** WHAT YOU ARE ASKED TO DO **
Among the records, which lines include "JSON"? List them.

** DATA TO USE **

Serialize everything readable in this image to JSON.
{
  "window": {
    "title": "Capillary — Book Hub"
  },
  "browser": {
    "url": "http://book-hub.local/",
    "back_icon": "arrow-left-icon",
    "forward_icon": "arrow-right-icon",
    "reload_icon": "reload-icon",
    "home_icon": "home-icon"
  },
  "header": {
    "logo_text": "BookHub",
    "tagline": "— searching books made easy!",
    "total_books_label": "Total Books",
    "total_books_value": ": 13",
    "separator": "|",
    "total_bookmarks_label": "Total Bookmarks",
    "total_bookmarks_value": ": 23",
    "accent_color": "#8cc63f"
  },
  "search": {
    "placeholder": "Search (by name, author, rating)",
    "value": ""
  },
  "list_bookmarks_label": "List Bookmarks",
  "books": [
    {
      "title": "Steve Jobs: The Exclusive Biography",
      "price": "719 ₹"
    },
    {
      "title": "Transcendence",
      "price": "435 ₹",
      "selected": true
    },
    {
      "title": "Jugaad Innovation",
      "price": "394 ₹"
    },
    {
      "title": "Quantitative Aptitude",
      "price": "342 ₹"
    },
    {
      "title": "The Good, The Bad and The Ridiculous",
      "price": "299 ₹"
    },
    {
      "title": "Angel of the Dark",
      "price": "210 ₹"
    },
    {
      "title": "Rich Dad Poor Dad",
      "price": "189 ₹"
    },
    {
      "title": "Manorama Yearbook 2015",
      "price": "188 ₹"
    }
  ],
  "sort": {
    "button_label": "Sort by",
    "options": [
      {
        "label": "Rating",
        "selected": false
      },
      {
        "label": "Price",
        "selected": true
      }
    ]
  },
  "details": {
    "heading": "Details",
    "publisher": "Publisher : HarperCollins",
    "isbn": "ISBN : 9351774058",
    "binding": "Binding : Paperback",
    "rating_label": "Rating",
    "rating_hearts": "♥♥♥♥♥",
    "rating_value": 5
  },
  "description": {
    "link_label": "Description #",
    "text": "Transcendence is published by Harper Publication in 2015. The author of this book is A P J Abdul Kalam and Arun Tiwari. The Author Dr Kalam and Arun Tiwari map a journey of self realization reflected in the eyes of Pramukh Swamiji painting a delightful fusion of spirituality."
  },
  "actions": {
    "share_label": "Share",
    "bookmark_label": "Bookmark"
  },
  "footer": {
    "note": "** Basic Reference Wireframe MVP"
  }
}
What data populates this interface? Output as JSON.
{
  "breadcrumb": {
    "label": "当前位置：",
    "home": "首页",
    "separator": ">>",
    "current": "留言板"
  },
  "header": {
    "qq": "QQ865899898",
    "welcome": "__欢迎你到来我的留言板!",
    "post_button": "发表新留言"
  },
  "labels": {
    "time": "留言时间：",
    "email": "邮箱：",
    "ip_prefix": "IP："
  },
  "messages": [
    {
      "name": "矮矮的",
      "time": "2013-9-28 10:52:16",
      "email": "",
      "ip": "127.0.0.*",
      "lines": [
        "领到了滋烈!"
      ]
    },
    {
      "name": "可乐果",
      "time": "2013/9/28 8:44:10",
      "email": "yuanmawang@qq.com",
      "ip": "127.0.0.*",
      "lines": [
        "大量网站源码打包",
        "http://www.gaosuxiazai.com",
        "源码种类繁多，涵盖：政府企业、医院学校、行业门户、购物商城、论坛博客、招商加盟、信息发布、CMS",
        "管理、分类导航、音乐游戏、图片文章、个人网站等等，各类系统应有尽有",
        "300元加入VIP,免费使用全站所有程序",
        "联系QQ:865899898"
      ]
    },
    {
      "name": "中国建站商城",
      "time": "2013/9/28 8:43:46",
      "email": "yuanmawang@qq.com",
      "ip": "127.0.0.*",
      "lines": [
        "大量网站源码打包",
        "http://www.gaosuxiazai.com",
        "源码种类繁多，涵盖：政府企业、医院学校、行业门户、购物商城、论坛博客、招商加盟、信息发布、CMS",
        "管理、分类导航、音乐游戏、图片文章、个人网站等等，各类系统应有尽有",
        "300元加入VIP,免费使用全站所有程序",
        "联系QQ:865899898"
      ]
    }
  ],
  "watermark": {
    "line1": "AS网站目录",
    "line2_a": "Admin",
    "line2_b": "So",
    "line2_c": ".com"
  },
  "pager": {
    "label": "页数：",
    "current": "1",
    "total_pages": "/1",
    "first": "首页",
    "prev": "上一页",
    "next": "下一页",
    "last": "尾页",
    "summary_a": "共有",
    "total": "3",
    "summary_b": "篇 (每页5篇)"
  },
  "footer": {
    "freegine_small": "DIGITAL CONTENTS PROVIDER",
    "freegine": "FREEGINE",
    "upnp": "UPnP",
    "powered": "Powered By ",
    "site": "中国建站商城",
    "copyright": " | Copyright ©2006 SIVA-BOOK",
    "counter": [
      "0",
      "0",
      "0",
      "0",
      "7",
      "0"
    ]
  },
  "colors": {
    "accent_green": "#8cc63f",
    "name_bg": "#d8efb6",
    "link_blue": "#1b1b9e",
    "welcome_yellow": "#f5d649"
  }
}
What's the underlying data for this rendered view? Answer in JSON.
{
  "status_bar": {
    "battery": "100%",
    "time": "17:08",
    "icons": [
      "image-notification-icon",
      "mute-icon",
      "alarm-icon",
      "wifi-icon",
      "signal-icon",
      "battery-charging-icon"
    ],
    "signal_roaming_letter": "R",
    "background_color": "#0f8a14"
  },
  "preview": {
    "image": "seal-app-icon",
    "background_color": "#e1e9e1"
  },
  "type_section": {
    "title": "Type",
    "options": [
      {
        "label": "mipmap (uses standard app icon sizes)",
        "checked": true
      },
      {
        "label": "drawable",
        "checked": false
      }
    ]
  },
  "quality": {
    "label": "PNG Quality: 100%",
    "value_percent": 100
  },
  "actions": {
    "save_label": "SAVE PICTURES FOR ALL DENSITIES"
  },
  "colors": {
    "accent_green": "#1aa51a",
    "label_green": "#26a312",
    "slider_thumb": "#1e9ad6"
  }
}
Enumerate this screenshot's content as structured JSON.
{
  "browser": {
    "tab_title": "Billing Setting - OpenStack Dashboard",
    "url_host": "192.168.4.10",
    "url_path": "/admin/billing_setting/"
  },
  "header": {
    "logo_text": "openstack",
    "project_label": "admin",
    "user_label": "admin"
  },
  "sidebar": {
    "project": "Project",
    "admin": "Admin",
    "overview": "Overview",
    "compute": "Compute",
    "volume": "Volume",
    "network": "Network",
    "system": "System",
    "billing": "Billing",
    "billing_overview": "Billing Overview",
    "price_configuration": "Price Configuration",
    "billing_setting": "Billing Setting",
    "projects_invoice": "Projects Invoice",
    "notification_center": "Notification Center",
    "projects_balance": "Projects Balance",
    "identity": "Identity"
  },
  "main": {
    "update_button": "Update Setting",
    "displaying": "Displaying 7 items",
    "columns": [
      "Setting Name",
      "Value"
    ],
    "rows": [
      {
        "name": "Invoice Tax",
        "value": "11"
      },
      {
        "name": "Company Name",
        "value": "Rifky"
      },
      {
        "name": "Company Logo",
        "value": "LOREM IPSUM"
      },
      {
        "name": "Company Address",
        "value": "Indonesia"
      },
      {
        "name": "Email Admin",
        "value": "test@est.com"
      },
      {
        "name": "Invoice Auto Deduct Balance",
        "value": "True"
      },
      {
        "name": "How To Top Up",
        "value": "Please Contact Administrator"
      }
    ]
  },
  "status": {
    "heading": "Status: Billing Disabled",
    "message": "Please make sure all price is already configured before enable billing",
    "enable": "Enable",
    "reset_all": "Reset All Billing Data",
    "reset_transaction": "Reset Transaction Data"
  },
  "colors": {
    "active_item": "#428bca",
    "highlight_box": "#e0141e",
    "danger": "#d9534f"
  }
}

** ANSWER TO THE EXERCISE **
Serialize everything readable in this image to JSON.
What data populates this interface? Output as JSON.
What's the underlying data for this rendered view? Answer in JSON.
Enumerate this screenshot's content as structured JSON.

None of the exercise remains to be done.